Data to examine Start Marker
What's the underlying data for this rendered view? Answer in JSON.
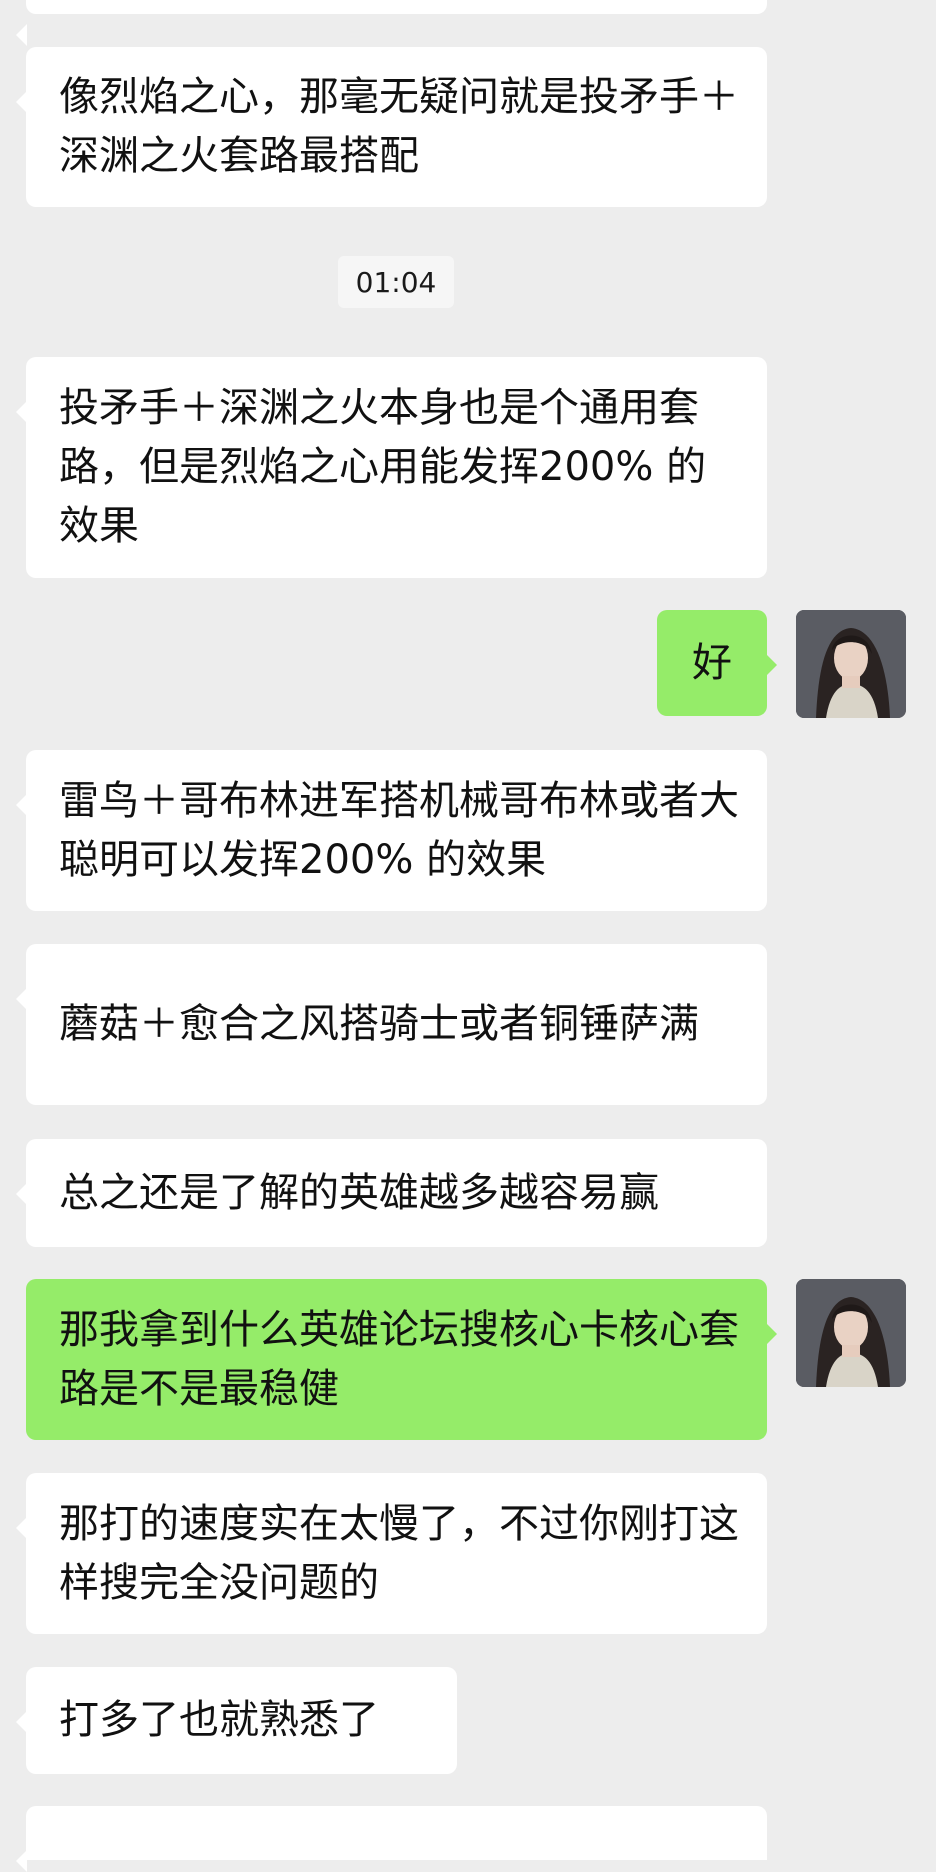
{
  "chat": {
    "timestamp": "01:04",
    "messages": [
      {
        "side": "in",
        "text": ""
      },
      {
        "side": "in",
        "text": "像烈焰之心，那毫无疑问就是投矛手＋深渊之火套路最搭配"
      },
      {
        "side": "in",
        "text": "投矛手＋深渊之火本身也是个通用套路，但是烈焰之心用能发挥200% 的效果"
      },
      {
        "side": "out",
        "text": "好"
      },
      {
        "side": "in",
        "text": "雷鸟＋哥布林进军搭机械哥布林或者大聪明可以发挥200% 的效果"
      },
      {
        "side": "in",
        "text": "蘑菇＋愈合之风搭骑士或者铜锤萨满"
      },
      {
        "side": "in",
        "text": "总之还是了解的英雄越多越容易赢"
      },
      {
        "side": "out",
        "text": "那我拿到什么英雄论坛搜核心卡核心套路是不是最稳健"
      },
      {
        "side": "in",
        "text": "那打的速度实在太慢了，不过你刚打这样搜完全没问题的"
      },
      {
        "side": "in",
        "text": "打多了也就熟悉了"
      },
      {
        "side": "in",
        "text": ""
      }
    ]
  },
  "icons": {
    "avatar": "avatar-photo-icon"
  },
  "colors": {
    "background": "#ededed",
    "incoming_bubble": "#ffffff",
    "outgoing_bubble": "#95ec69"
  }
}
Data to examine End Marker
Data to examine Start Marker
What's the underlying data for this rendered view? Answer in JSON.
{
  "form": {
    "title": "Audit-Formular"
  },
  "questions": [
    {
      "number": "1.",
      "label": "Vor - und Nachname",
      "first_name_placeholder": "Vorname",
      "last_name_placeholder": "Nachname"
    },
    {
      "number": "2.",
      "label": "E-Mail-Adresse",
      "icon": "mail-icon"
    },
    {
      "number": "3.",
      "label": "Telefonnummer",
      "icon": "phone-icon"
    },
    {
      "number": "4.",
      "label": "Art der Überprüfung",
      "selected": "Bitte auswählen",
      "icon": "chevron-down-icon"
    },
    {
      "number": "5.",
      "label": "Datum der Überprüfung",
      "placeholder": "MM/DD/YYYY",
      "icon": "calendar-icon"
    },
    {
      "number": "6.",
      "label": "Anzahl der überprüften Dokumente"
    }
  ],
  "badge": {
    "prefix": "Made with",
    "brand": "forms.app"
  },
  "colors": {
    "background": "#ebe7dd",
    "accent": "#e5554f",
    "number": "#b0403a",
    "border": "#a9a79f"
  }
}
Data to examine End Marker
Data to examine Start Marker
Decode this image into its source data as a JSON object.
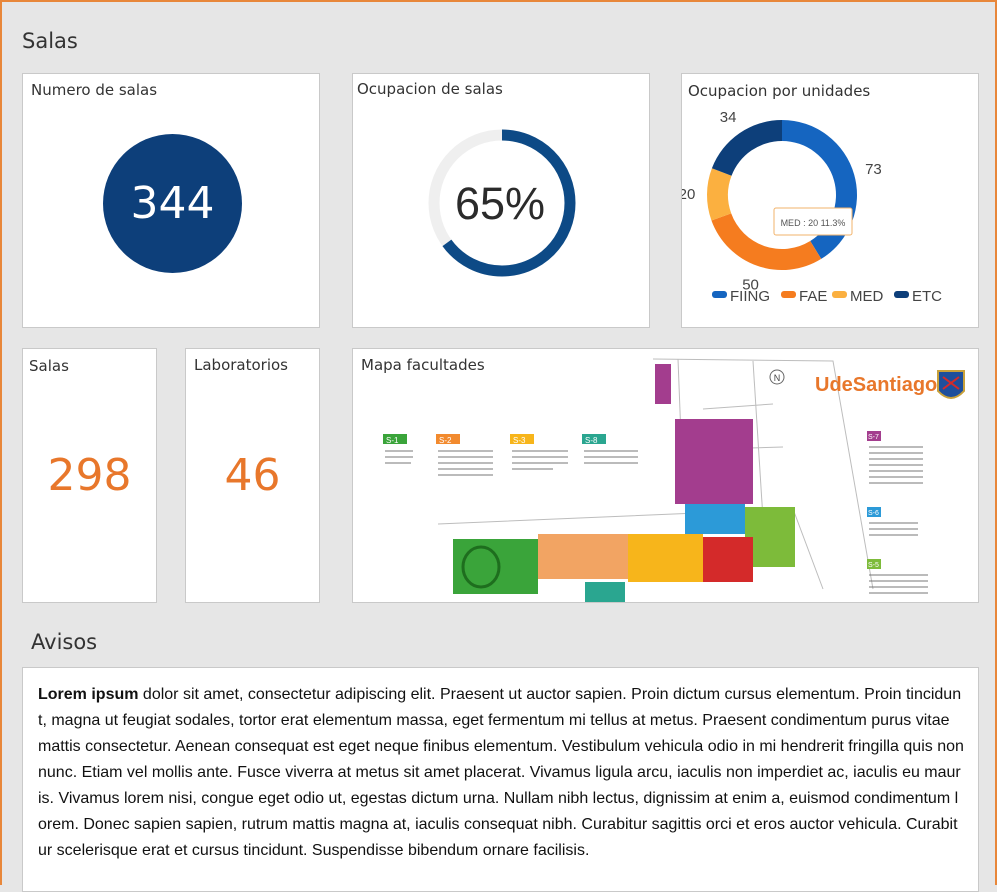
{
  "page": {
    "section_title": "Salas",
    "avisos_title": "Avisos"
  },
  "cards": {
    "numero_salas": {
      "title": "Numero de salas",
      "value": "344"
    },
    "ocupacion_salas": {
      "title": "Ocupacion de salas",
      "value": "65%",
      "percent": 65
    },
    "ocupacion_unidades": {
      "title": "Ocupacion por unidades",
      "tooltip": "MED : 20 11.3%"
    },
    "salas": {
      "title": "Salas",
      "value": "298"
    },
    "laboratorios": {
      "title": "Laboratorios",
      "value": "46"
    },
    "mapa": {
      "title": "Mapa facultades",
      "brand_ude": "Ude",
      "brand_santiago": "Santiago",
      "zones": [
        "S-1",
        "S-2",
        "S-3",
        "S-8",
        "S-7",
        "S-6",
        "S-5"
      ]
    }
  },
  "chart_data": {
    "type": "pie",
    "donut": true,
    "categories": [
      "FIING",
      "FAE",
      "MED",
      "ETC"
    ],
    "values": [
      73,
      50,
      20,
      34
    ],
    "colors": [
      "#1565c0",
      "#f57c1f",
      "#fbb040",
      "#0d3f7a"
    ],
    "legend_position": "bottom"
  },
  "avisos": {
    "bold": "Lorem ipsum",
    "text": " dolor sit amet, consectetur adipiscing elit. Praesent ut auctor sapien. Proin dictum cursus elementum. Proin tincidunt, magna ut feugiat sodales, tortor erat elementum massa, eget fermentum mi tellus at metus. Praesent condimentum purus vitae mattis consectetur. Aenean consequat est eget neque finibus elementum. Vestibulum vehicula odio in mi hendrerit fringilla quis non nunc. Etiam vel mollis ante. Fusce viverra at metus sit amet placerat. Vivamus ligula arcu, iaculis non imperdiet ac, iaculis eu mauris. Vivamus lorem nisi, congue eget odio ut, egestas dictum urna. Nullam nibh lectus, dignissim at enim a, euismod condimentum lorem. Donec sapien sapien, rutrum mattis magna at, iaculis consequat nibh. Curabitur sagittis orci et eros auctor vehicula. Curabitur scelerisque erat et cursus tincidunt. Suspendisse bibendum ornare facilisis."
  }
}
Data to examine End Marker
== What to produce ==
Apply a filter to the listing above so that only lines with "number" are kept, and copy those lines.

== Task answer ==
      "number": "1.",
      "number": "2.",
      "number": "3.",
      "number": "4.",
      "number": "5.",
      "number": "6.",
    "number": "#b0403a",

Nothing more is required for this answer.